## WORK TASK
Wherever a line of the records contains "Passwort", copy that line.

## MATERIAL FOR THIS TASK

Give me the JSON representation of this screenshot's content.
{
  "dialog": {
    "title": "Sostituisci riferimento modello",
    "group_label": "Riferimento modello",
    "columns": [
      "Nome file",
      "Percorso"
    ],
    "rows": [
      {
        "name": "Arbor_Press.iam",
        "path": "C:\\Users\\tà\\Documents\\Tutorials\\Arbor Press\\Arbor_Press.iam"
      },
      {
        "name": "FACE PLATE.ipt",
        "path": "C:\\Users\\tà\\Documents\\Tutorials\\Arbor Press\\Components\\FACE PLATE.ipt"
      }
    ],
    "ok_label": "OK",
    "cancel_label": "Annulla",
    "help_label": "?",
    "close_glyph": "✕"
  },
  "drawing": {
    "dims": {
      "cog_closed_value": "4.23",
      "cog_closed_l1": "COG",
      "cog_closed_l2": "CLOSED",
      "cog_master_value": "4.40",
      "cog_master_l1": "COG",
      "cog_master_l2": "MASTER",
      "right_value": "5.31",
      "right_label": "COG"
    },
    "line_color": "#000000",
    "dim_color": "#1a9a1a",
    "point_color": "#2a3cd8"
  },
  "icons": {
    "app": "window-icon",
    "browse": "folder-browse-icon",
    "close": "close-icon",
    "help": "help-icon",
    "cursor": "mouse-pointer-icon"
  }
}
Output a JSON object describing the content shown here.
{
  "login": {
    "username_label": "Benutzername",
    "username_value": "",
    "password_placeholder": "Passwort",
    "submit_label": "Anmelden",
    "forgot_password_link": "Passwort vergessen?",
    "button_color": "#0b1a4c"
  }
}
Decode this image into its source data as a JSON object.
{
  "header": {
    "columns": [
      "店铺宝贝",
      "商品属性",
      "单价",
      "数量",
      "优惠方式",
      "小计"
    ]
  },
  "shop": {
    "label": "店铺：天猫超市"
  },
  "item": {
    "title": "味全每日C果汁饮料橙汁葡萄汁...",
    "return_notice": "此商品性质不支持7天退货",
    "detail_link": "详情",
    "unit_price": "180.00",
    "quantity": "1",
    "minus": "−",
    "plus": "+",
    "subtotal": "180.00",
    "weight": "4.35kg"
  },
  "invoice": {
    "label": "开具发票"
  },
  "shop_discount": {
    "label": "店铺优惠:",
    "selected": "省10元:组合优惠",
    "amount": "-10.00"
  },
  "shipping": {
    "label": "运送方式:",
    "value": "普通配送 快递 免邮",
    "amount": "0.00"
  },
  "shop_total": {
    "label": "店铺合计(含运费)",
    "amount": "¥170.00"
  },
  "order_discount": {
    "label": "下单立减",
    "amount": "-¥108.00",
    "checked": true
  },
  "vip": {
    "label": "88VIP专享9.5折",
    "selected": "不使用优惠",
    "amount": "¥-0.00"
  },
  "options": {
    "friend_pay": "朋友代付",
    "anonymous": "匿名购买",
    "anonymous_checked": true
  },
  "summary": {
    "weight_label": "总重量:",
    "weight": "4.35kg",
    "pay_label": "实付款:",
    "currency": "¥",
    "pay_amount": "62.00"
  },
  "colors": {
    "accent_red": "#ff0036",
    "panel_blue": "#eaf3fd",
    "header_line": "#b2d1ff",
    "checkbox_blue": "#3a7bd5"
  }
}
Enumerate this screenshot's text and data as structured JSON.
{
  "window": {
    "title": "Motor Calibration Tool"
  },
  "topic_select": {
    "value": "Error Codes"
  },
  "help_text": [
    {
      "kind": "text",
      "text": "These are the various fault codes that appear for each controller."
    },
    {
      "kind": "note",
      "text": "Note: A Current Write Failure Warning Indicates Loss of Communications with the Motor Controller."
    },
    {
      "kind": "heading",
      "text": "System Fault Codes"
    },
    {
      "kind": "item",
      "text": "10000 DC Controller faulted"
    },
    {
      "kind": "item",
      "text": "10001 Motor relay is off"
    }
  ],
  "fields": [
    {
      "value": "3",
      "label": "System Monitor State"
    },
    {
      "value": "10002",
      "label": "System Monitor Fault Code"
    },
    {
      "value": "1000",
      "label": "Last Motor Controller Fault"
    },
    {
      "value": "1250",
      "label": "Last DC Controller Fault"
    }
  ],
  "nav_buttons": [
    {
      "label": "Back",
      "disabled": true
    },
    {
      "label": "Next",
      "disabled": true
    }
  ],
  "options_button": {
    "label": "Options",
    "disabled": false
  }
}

## EXERCISE OUTPUT
    "password_placeholder": "Passwort",
    "forgot_password_link": "Passwort vergessen?",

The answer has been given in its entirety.